Its like saying "hey, there's no economic problem in USA! I went to 5th Av. in New York and everything was ok, then I went visit the Statue of Liberty, bought gifts too and had a great time"
"Then we traveled to Disney World in Orlando. Mickey and Minnie looked havy and they house wasn't looted".
all joking asside, see whay I mean?
Still, everyone that comes to Argentina has no other way to get here but through Ezeiza international airport. If you didn't notice the villas and shanty towns near by you probably were a bit distracted and had other things in mind. Just saying because they are there and are pretty obvious. Salta is also beautiful but very poor as well. Sure its not your friend's case, but it is one of the poorest provinces in spite of the very nice city they have. Most people just dont live there, but its what tourist see the most.

"So is it possible that crime is in BA just like all other big cities and it's mostly in low income, poor neighborhoods, where you find drug dealers and low life?"

Our problem is much greater than that. Not sure when you visited, but I was filming this week for the GTA course, some of the protests and roadblocks in the capital district, you just cant avoid noticing wahts going on unless your blind... and deaf (the constant banging of the durms by protestors and firecrackers is impossible to miss)
The problem isn't hat we have a few bad areas. The problem is that, other than a few heavily policed ares, the rest of the country is no man's land. No, you wont see Mel Gibsson in his Mad Max costume, what I mean by no man's land is that people still work and do their business, but crimes are committed during day and night without punishment or preventive measures being enforced efectively.


Anonymous said...

The US Govt will bring in Mercenaries from Africa, Asia and the Subcontinent to quickly slam dunk any kind of insurrection. They won't get them from Latin America for fear they might side with US latinos while an Ugandan would quickly gun down a black looter. They are being trained right now. This whole concept was used by the Romans, Soviets, and Brits. Gruesome staged violent acts to turn one ethnic group against each other like the Indo/Pak division. If Cisco, and MicroS0ft aided the People's Liberation Army in tracking people's political internet usage, it was just a dressed rehersal for what will happen in N. America. All the Global Elite wanted from Argentina was their food and to payback for not following through with the desires of the league of nations. They have far worse pland for the US.

Anonymous said...

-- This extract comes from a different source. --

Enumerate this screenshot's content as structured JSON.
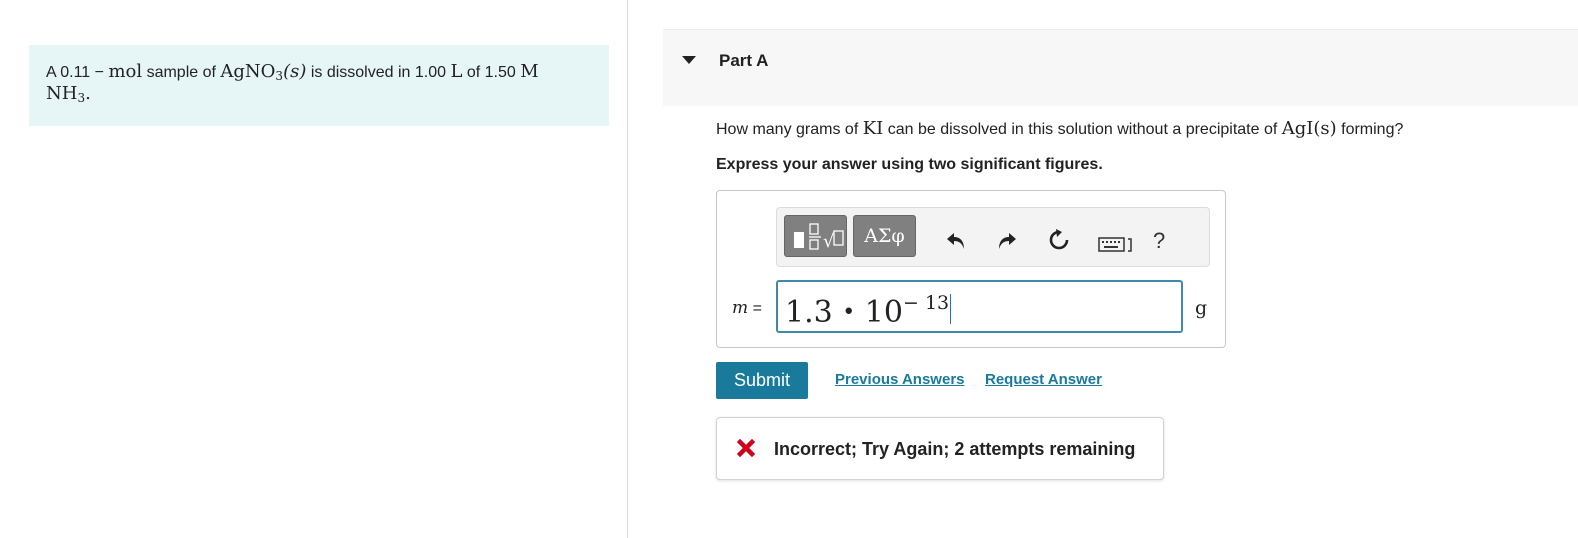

The USA will be easy pickings. Students just laid down and let crazed gunman pick them off one by one in a number of school shootings. Nobody tried to jab a pencil in their eyes or surprise him/them. Only in big cities do people take security seriously. Henry Kissinger in Bern Switzerland spoke of how Los Angelans will be so thankful of the UN troops when they stop the looters. Argentina did not happen by accident in 12/01. In TV terms, 9/11 was the superbowl and the Argentine meltdown was like a Black & White rerun on the latino channel that nobody noticed in the US.